The only down side was the amount of rubbish along the side of the road. The usual stuff - plastic bottles, beer cans, wrappers etc. I filled a bag to take home with me but there was still a lot left behind. What's wrong with these people? They don't realise how lucky they are to have the wonderful Brecon Beacons on their doorstep. At least there was no litter at the cairn - couldn't throw it that far no doubt :(
Lying just south of the minor road traversing Cwm Cadlan at its eastern end, this massive monument may well qualify as one of the easiest visited major upland cairns in all South Wales (please refer to my Twyn Bryn Glas field notes for approach details, should you be so inclined... amongst other stuff). Needless to say I had no idea it was here before Carl's note. Ahem.
Just a short stroll from available parking within a disused quarry, the monument stands surrounded by what Coflein terms 'solution holes'. Now I'm not quite sure how these differ from the ubiquitous 'shake holes', but assume - OK, hope - a non-geologist such as I can be forgiven such craven ignorance. As I approach it is immediately apparent that, as well as being a seriously large cairn, the monument also retains elements of quite substantial kerbing in situ. What's more I discover just the one empty plastic milk carton upon the great stone pile... not even a full pint, at that.. where, so close to the road and in overwhelmingly plain sight, I had expected a veritable rubbish tip. A very pleasant, unexpected surprise indeed. Famous last words, but perhaps the lack of 'central excavation' may have something to do with this (current) happy state of affairs.

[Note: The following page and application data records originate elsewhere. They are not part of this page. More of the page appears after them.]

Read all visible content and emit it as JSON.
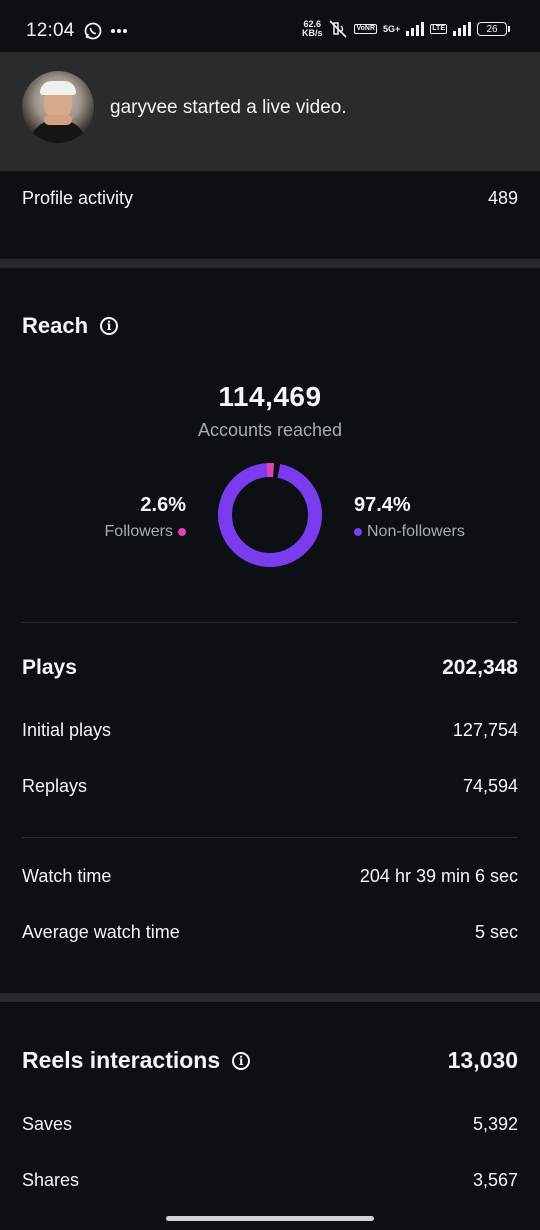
{
  "status_bar": {
    "time": "12:04",
    "net_speed_value": "62.6",
    "net_speed_unit": "KB/s",
    "network_label": "5G+",
    "battery": "26",
    "icons": [
      "whatsapp-icon",
      "more-dots-icon",
      "mute-icon",
      "volte-icon",
      "signal-icon",
      "battery-icon"
    ]
  },
  "notification": {
    "text": "garyvee started a live video."
  },
  "profile_activity": {
    "label": "Profile activity",
    "value": "489"
  },
  "reach": {
    "title": "Reach",
    "accounts_reached": "114,469",
    "accounts_reached_label": "Accounts reached",
    "followers_pct": "2.6%",
    "followers_label": "Followers",
    "non_followers_pct": "97.4%",
    "non_followers_label": "Non-followers",
    "followers_fraction": 0.026,
    "colors": {
      "followers": "#e040b6",
      "non_followers": "#7b3cf0"
    }
  },
  "plays": {
    "label": "Plays",
    "value": "202,348",
    "initial_label": "Initial plays",
    "initial_value": "127,754",
    "replays_label": "Replays",
    "replays_value": "74,594"
  },
  "watch": {
    "watch_time_label": "Watch time",
    "watch_time_value": "204 hr 39 min 6 sec",
    "avg_label": "Average watch time",
    "avg_value": "5 sec"
  },
  "reels_interactions": {
    "title": "Reels interactions",
    "value": "13,030",
    "saves_label": "Saves",
    "saves_value": "5,392",
    "shares_label": "Shares",
    "shares_value": "3,567"
  }
}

The cairn is not alone, another (which I did not visit due to impending darkness) set a little to the approx north-east, the great ring cairn some way to the west at SN98321087, unseen in the advancing gloom of dusk. Oh, and according to the map there are quite a number more 'round about upon the flanks of Cefn Sychnant. Numerous others to the north.
Unfortunately fast approaching darkness ensured I did not have time to do this site justice.... consequently I left it - together with a neighbour further east at SN98921108 - for another day.
Set to the approx north-east of the much larger monument at SN98551095, the exact form appears uncertain. According to Coflein the monument is:
"...a grass-grown stony ring bank 0.3m high, 1.2m wide...diameter of about 10.5 to 11.5m. There is slight evidence for an inner kerb of larger stones. In the 1950s 'a wrecked central cist' revealed a sandstone disk 4cm in diameter and 1cm thick, now in the National Museum" [David Leighton, RCAHMW, Jan 1983].
As for the cairn located at SN98921108:
"...defined by two stony arcuate banks on the east and west separated by a distance of 10m and suggesting an overall diameter of 15.4m. The banks are 2m-3m wide and 0.25m high.... On the cairn’s outside west edge is a embedded a thick sandstone slab, perhaps the remains of a kerb. It is not clear if this is a remnant cairn... or a ritual monument of the ‘hengiform’ or ring cairn type...." [David Leighton, RCAHMW, 19 Oct 2010].